Tony Bui is the first returning Vietnamese to make a film in the country in which he
was born (but left at the age of two: the 26-year-old film-maker was raised in the Silicon
Valley community of Sunnyvale). The film he made was a short called Yellow Lotus and it
paved the way, four years later, for Three Seasons, Bui's feature debut - not to mention
the first US-financed feature ever to be made in Vietnam.
"I left when I was two years old"
Shot over a year ago, Three Seasons finally burst onto the international movie scene at
the start of 1999. It was the first film ever to win both the Grand Prix and the Audience
Award at Sundance; and almost inevitably, it is the first Vietnamese movie ever to screen
in the Competition at the Berlin Film festival in late February.
For Bui, whose accent is unmistakably Sunnyvale but whose sensibility has undergone a
seismic shift over the past seven years, both films - but especially Three Seasons - are a
product of his unforgettable first visit 'home' in 1992.
"For the past six years," he said in Los Angeles last summer, as he worked on
the final mix of the film, "Iíve been kind of dividing my time between Vietnam
and here. I left when I was two years old and I knew nothing about the country, so I was
sent back by my parents to understand more about the culture and the country and to regain
"I ended up falling in love with the place"
"I ended up falling in love with the place and relearnt the language and spent the
next six years there. And what I witnessed was a country that was not represented in
American cinema or in western cinema as a whole. I saw a humanity thatís not in any
of the films.
"You know, Vietnam films have all been about war or politics: people are always
running round in the jungle holding guns. But what I witnessed there was something
completely different. And I think the thing I want to do most is to present a film
entirely shot in Vietnam in which the actors are Vietnamese speaking in the Vietnamese
language. I mean, all the films about Vietnam are shot in Thailand, the Philippines, or
Paris and, in a lot of them, people arenít even speaking real Vietnamese.
"So I wanted all that to be very authentic: I wanted to present these sort of
struggles and the hopes and dreams of the people right now so that, slowly, as you watch
it, you realise itís just like every other country. Hopefully someone in Kansas or
Germany can relate to it as well as someone in Vietnam."
First, though, Bui - who had grown up in Sunnyvale thinking of himself as Vietnamese,
had to find out what it meant to actually be Vietnamese, not a 'Viet Kieu' - a
member of the millions-strong Vietnamese diaspora that has spread around the world since
the wars began in the fifties.
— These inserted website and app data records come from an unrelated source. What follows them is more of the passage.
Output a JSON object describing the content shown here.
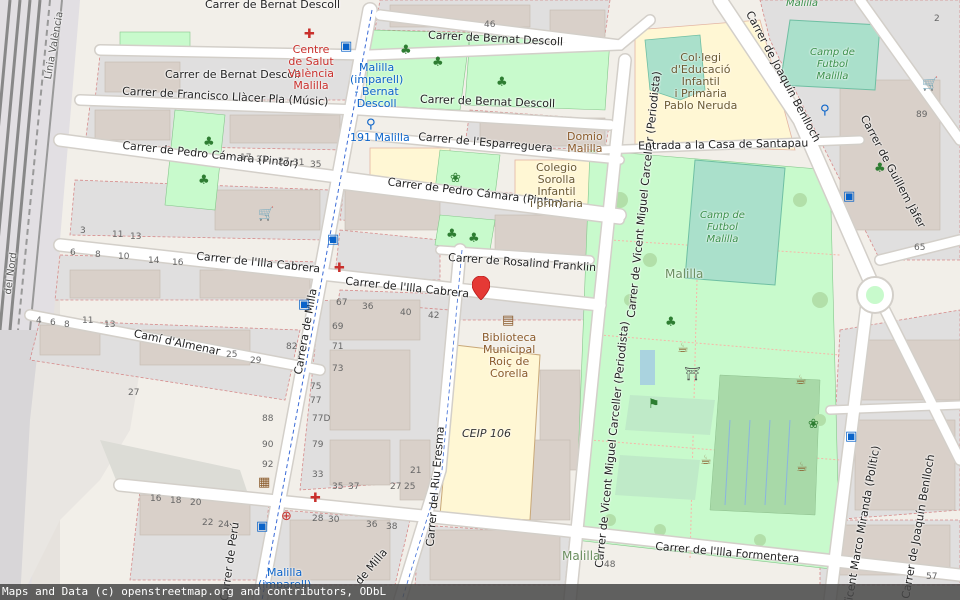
{
  "streets": {
    "bernat_descoll_1": "Carrer de Bernat Descoll",
    "bernat_descoll_2": "Carrer de Bernat Descoll",
    "bernat_descoll_3": "Carrer de Bernat Descoll",
    "bernat_descoll_top": "Carrer de Bernat Descoll",
    "francisco_llacer": "Carrer de Francisco Llàcer Pla (Músic)",
    "pedro_camara_1": "Carrer de Pedro Cámara (Pintor)",
    "pedro_camara_2": "Carrer de Pedro Cámara (Pintor)",
    "esparreguera": "Carrer de l'Esparreguera",
    "rosalind": "Carrer de Rosalind Franklin",
    "illa_cabrera_1": "Carrer de l'Illa Cabrera",
    "illa_cabrera_2": "Carrer de l'Illa Cabrera",
    "cami_almenar": "Camí d'Almenar",
    "carrera_milla": "Carrera de Milla",
    "riu_eresma": "Carrer del Riu Eresma",
    "vicent_miguel_1": "Carrer de Vicent Miguel Carceller (Periodista)",
    "vicent_miguel_2": "Carrer de Vicent Miguel Carceller (Periodista)",
    "entrada_santapau": "Entrada a la Casa de Santapau",
    "joaquin_benlloch_1": "Carrer de Joaquín Benlloch",
    "joaquin_benlloch_2": "Carrer de Joaquín Benlloch",
    "guillem_jafer": "Carrer de Guillem Jàfer",
    "vicent_marco": "Vicent Marco Miranda (Polític)",
    "illa_formentera": "Carrer de l'Illa Formentera",
    "milla_partial": "de Milla",
    "peru": "Carrer de Perú",
    "rail_1": "Línia València",
    "rail_2": "del Nord"
  },
  "pois": {
    "centre_salut": "Centre\nde Salut\nValència\nMalilla",
    "bus_imparell": "Malilla\n(imparell)\n- Bernat\nDescoll",
    "bike_191": "191 Malilla",
    "domio": "Domio\nMalilla",
    "colegio_sorolla": "Colegio\nSorolla\nInfantil\ni primaria",
    "col_legi": "Col·legi\nd'Educació\nInfantil\ni Primària\nPablo Neruda",
    "camp_futbol_1": "Camp de\nFutbol\nMalilla",
    "camp_futbol_2": "Camp de\nFutbol\nMalilla",
    "biblioteca": "Biblioteca\nMunicipal\nRoiç de\nCorella",
    "ceip": "CEIP 106",
    "malilla_park": "Malilla",
    "malilla_bottom": "Malilla",
    "malilla_top": "Malilla",
    "malilla_bus_bottom": "Malilla\n(imparell)"
  },
  "house_numbers": [
    "46",
    "17",
    "31",
    "27",
    "31",
    "35",
    "3",
    "11",
    "13",
    "6",
    "8",
    "10",
    "14",
    "16",
    "67",
    "36",
    "40",
    "42",
    "4",
    "6",
    "8",
    "11",
    "13",
    "69",
    "71",
    "73",
    "82",
    "25",
    "29",
    "75",
    "77",
    "27",
    "88",
    "90",
    "77D",
    "79",
    "92",
    "33",
    "35",
    "37",
    "27",
    "25",
    "21",
    "16",
    "18",
    "20",
    "22",
    "24",
    "28",
    "30",
    "36",
    "38",
    "48",
    "57",
    "65",
    "2",
    "89"
  ],
  "attribution": "Maps and Data (c) openstreetmap.org and contributors, ODbL",
  "colors": {
    "background": "#f2efe9",
    "building": "#d9d0c9",
    "park": "#c8facc",
    "pitch": "#aae0cb",
    "school": "#fff7d4",
    "residential": "#e0dfdf",
    "road": "#ffffff",
    "rail": "#707070",
    "marker": "#e53935"
  },
  "icons": {
    "marker": "location-pin-icon",
    "health": "health-centre-icon",
    "bus": "bus-stop-icon",
    "bike": "bicycle-icon",
    "library": "library-icon",
    "shop": "shopping-cart-icon",
    "tree": "playground-icon",
    "dog": "dog-park-icon"
  }
}
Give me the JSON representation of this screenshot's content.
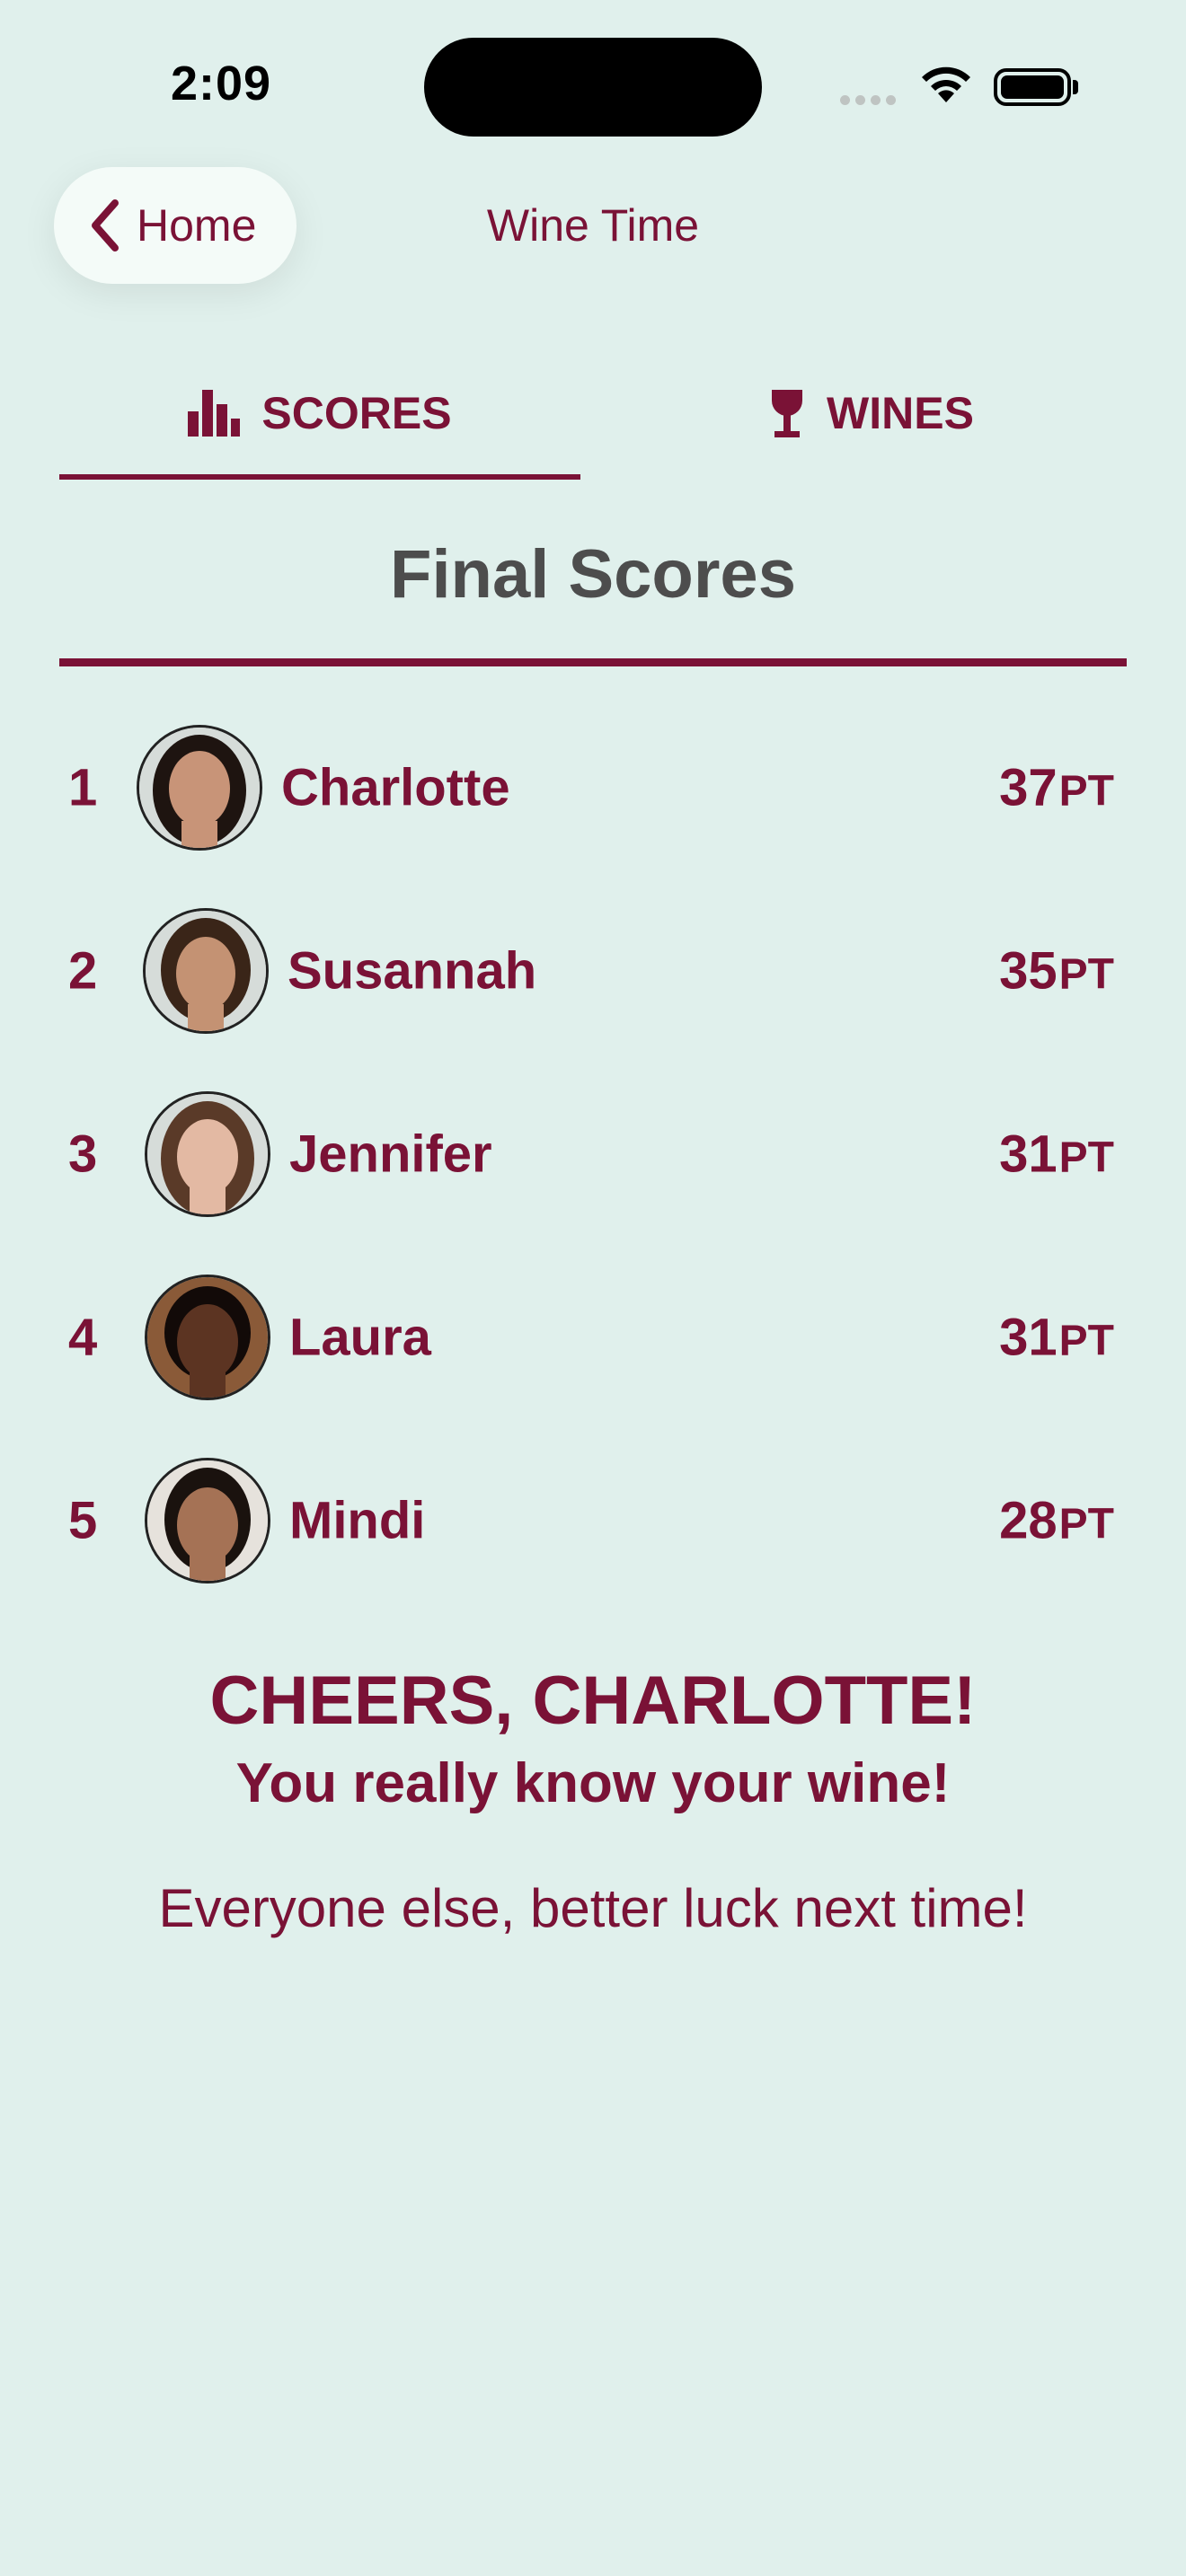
{
  "status_bar": {
    "time": "2:09"
  },
  "nav": {
    "back_label": "Home",
    "title": "Wine Time"
  },
  "tabs": [
    {
      "label": "SCORES",
      "icon": "bar-chart-icon",
      "selected": true
    },
    {
      "label": "WINES",
      "icon": "wine-glass-icon",
      "selected": false
    }
  ],
  "section_title": "Final Scores",
  "scores": [
    {
      "rank": "1",
      "name": "Charlotte",
      "points": "37",
      "unit": "PT",
      "avatar_skin": "#c89478",
      "avatar_hair": "#1e1410"
    },
    {
      "rank": "2",
      "name": "Susannah",
      "points": "35",
      "unit": "PT",
      "avatar_skin": "#c49273",
      "avatar_hair": "#3a2518"
    },
    {
      "rank": "3",
      "name": "Jennifer",
      "points": "31",
      "unit": "PT",
      "avatar_skin": "#e3b9a3",
      "avatar_hair": "#5a3a28"
    },
    {
      "rank": "4",
      "name": "Laura",
      "points": "31",
      "unit": "PT",
      "avatar_skin": "#5c3422",
      "avatar_hair": "#120a08"
    },
    {
      "rank": "5",
      "name": "Mindi",
      "points": "28",
      "unit": "PT",
      "avatar_skin": "#a57255",
      "avatar_hair": "#1a120e"
    }
  ],
  "message": {
    "cheers": "CHEERS, CHARLOTTE!",
    "subtitle": "You really know your wine!",
    "others": "Everyone else, better luck next time!"
  },
  "colors": {
    "accent": "#7a1236",
    "background": "#e0f0ec",
    "title_gray": "#4d4d4d"
  }
}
"dynamics of the Viet Kieu and Vietnam is quite
"Yeah," says Bui. "The whole dynamics of the Viet Kieu and Vietnam is
quite interesting. Thereís something like 500,000 Viet Kieus that go through Vietnam
every year. A lot come back, and the nationals like the Viet Kieus, because they
come with their money. But they donít come with the right attitude. They come
thinking somehow theyíre better than the Vietnamese in Vietnam. I touch upon that a
little bit in Three Seasons."
Chiefly though, the film - held together by the character of James Hager, a US vet
played by Harvey Keitel who is looking for the daughter he fathered during the war - tells
of three experiences of getting by in modern-day Vietnam: that of a 'cyclo'
(cycle-rickshaw) driver who ferries around tourists and falls in love with a highly paid
call girl; that of a woman who sells traditional white lotus blossoms, and whose
livelihood is threatened by imported plastic flowers which never wilt and even have the
scent of the real thing; and that of a street kid who was called Mickey Mouse in the
script but who ends up in the film as Woody (Woodpecker Ė for his T shirt) because
Disney got snotty about Bui using one of their character names and Universal didn't.
The film was shot entirely in Vietnam, using a mixed US-Vietnamese crew, with the local
censor signing off on every single shot. Shooting in Vietnam wasn't easy, concedes Bui:
there is very little equipment, very little infrastructure. But there were a few
"Itís funny," he says, "but sometimes I say itís almost easier
to shoot in Vietnam because the trade-off is that they donít shoot films all the
time, so when a film does come in, you get a lot of support in ways that you wouldnít
get in New York. You can get permits for anything you want so long as you know how to get
through the bureaucracy and the red tape."
"we had to grow... 10,000 lotus bushes"
What they couldn't find, though, is the lotus-covered lake which is the setting for the
middle story. "We did a major search for this location for over a year all over
Southern Vietnam. But all we found was the lake! Then we had to grow, like, 10,000 lotus
bushes in it. So we spent three months before we shot the scene - which only took a week
to shoot - growing the lotuses. But we couldnít grow white lotuses because
they wouldnít grow in that mud, so we had to grow red ones and then, for weeks
before, pick out all the red flowers and replace them with white plastic blossoms. The
irony is, the filmís about the contrast between purity of the real flowers and the
fake plastic ones. But, to get the idea across, we actually had to shoot fake plastic